Requirement: In the copy you make of the entries, no picture should appear, and every word must match.
Segment Start: Records provided
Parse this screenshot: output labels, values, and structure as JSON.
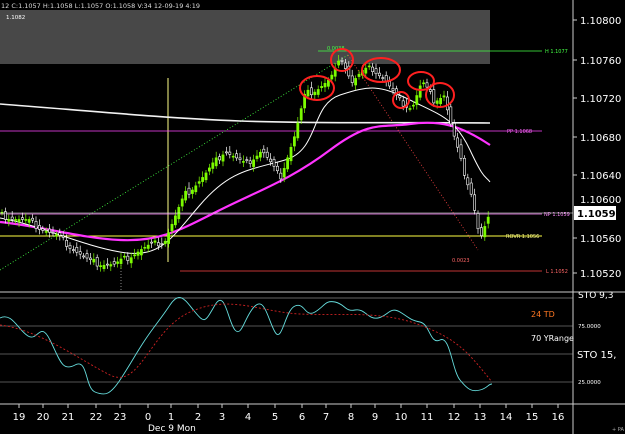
{
  "header": {
    "info": "12  C:1.1057  H:1.1058  L:1.1057  O:1.1058  V:34  12-09-19  4:19",
    "shaded_label": "1.1082"
  },
  "price_axis": {
    "ticks": [
      "1.10800",
      "1.10760",
      "1.10720",
      "1.10680",
      "1.10640",
      "1.10600",
      "1.10560",
      "1.10520"
    ],
    "current_price": "1.10590",
    "stoch_label": "STO  9,3"
  },
  "levels": {
    "high_label": "H 1.1077",
    "high_marker": "0.0038",
    "pp_label": "PP 1.1068",
    "np_label": "NP 1.1059",
    "rovr_label": "ROVR 1.1056",
    "low_label": "L 1.1052",
    "low_marker": "0.0023"
  },
  "indicator": {
    "td_label": "24 TD",
    "yrange_label": "70 YRange",
    "stoch_label": "STO  15,",
    "level_75": "75.0000",
    "level_25": "25.0000"
  },
  "time_axis": {
    "ticks": [
      "19",
      "20",
      "21",
      "22",
      "23",
      "0",
      "1",
      "2",
      "3",
      "4",
      "5",
      "6",
      "7",
      "8",
      "9",
      "10",
      "11",
      "12",
      "13",
      "14",
      "15",
      "16"
    ],
    "date_label": "Dec 9 Mon",
    "corner": "+ PA"
  },
  "colors": {
    "bull": "#7CFC00",
    "bear": "#ffffff",
    "ma_pink": "#ff33ff",
    "ma_white": "#ffffff",
    "pp": "#ff44ff",
    "rovr": "#ffff44",
    "high": "#44ff44",
    "low": "#ff4444",
    "circle": "#ff2020",
    "stoch": "#66dddd",
    "stoch_signal": "#cc2222"
  }
}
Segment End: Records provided
Answer to this exercise:
Parse this screenshot: output labels, values, and structure as JSON.
{
  "header": {
    "info": "12  C:1.1057  H:1.1058  L:1.1057  O:1.1058  V:34  12-09-19  4:19",
    "shaded_label": "1.1082"
  },
  "price_axis": {
    "ticks": [
      "1.10800",
      "1.10760",
      "1.10720",
      "1.10680",
      "1.10640",
      "1.10600",
      "1.10560",
      "1.10520"
    ],
    "current_price": "1.10590",
    "stoch_label": "STO  9,3"
  },
  "levels": {
    "high_label": "H 1.1077",
    "high_marker": "0.0038",
    "pp_label": "PP 1.1068",
    "np_label": "NP 1.1059",
    "rovr_label": "ROVR 1.1056",
    "low_label": "L 1.1052",
    "low_marker": "0.0023"
  },
  "indicator": {
    "td_label": "24 TD",
    "yrange_label": "70 YRange",
    "stoch_label": "STO  15,",
    "level_75": "75.0000",
    "level_25": "25.0000"
  },
  "time_axis": {
    "ticks": [
      "19",
      "20",
      "21",
      "22",
      "23",
      "0",
      "1",
      "2",
      "3",
      "4",
      "5",
      "6",
      "7",
      "8",
      "9",
      "10",
      "11",
      "12",
      "13",
      "14",
      "15",
      "16"
    ],
    "date_label": "Dec 9 Mon",
    "corner": "+ PA"
  },
  "colors": {
    "bull": "#7CFC00",
    "bear": "#ffffff",
    "ma_pink": "#ff33ff",
    "ma_white": "#ffffff",
    "pp": "#ff44ff",
    "rovr": "#ffff44",
    "high": "#44ff44",
    "low": "#ff4444",
    "circle": "#ff2020",
    "stoch": "#66dddd",
    "stoch_signal": "#cc2222"
  }
}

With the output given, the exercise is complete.